From time to time, I’ve been asked about ethics resources and there are quite a few good ones out there.
The Ethics Resource Center “is a nonprofit, nonpartisan research organization, dedicated to independent research that advances high ethical standards and practices in public and private institutions.”
The ERC focuses its research in the areas of character education, federal policy, national surveys, and responsible governance. The group produces ethics toolkits, publications, articles and webcasts.
“Founded in 1990, The Institute for Global Ethics is an independent, nonsectarian, nonpartisan, nonprofit organization dedicated to promoting ethical action in a global context. Our challenge is to explore the global common ground of values, elevate awareness of ethics, provide practical tools for making ethical decisions, and encourage moral actions based on those decisions.”
Founder and President Rushworth Kidder is an award-winning former columnist for The Christian Science Monitor and the author of several ethics-related books.
The Institute’s weekly newsletter highlights and discusses ethical issues of the past week. Taking a global approach, a division within the organization “serves the ethical cultural needs of governments in the U.S. and around the world.”
Kidder’s books as well as the weekly newsletter are resources that I frequently use.
The Center for Public Integrity is located in Washington, DC and bills itself as “dedicated to producing original investigative journalism about significant public issues to make institutional power more transparent and accountable.”
Founded in 1989 by investigative reporter Charles Lewis, an 11-year veteran that included producing for the CBS News magazine 60 Minutes, Lewis was frustrated by the fact that there was a lack of investigation focusing on corruption in Washington.
“The Center has conducted investigations into the environment, public health, public accountability, federal and state lobbying, war profiteering, and financial disclosure, all of which have a public integrity component. Some of the Center’s most notable investigations were a result of information passed on by whistleblowers.”
Among its investigative books, The Buying of the President 2004: Who’s Really Bankrolling Bush and His Democratic Challengers – and What They Expect in Return (2004); The Corruption Notebooks: 25 Investigative Journalists Report on Abuses of Power in Their Home Country (2004); and Networks of Influence: The Political Power of the Communications Industry (2005).
I referenced two stories from one of The Center’s earlier books,The Buying of the Congress (1998), in my own book, What Do You Stand For? – Stories About Principles that Matter.
(I guess you can tell I’m a little partial toward The Center’swork.)
It’s important to point out that The Center receives its funding from a variety of philanthropic groups, foundations and private donors (of which I am one), and does not accept anonymous donations, government grants and does not lobby, promote or endorse any legislation, policy, political party, or organization.

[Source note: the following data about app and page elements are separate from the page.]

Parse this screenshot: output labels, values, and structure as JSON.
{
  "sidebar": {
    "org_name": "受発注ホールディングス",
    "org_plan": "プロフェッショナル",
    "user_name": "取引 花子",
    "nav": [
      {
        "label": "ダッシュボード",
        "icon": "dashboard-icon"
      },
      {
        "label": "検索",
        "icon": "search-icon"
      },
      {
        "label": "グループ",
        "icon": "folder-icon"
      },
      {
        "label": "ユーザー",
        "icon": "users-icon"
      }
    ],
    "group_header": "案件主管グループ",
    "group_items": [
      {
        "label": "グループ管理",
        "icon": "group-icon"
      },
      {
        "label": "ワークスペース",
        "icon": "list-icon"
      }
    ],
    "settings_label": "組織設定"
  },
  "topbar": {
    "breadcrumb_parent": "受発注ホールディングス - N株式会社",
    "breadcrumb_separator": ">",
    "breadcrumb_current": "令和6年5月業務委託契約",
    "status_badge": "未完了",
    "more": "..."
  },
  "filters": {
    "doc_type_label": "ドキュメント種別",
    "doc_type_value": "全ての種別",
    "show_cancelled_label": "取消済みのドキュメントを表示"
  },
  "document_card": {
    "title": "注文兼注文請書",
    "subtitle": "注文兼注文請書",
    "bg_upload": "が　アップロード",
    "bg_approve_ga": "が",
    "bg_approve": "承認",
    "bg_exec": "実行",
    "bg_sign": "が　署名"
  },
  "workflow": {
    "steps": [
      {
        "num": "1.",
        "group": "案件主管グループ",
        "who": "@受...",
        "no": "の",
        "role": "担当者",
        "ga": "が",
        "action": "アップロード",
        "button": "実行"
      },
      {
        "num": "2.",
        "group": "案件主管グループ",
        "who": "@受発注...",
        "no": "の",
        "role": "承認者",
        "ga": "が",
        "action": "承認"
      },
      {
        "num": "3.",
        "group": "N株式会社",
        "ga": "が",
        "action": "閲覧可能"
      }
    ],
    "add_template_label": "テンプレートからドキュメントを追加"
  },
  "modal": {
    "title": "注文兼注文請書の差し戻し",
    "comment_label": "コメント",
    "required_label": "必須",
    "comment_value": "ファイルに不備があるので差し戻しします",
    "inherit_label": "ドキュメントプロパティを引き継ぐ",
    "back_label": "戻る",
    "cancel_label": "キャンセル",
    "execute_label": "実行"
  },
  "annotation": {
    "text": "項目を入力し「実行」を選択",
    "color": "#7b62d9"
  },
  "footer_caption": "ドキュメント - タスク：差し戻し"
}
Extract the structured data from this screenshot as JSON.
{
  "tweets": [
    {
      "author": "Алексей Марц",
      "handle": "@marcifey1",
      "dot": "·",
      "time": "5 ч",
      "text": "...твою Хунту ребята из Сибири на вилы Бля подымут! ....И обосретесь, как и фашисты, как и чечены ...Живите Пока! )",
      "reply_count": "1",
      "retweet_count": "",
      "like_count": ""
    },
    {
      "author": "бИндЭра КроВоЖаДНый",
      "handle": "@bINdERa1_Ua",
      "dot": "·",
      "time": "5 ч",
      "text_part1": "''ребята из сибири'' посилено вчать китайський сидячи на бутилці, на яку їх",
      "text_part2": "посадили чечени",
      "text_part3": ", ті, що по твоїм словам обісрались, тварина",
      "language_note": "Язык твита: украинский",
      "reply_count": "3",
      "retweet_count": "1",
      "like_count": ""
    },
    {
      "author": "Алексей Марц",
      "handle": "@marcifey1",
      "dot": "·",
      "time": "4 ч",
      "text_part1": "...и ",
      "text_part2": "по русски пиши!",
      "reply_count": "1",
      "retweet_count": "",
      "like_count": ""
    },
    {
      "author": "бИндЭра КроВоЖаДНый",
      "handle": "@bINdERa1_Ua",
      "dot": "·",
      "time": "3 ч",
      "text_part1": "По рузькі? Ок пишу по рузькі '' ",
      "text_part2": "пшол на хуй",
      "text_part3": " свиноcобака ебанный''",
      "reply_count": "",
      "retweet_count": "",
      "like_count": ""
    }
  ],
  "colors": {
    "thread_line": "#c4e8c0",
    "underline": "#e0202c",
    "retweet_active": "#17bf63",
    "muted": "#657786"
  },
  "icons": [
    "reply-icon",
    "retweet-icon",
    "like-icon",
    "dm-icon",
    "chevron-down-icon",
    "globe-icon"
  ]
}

The goal in all their investigations is to remain completely impartial and objective in reporting any and all wrong-doing or unethical behavior.
Finally, I’ve spoken about Politifact.com a number of times in referencing their debunking of a number of factually inaccurate statements made by politicians, pundits and the latest and fastest culprit, chain e-mails that contain the directive: “Forward this to everyone you know.”
A 2009 Pulitzer Prize recipient, “PolitiFact is a project of theSt. Petersburg Times to help you find the truth in American politics. Reporters and editors from the Times fact-check statements by members of Congress, the White House, lobbyists and interest groups and rate them on our Truth-O-Meter. We’re also tracking more than 500 of Barack Obama’s campaign promises and are rating their progress on our new Obameter.”
“I want you to hold our government accountable,” President Obama said. “I want you to hold me accountable.”
And they do!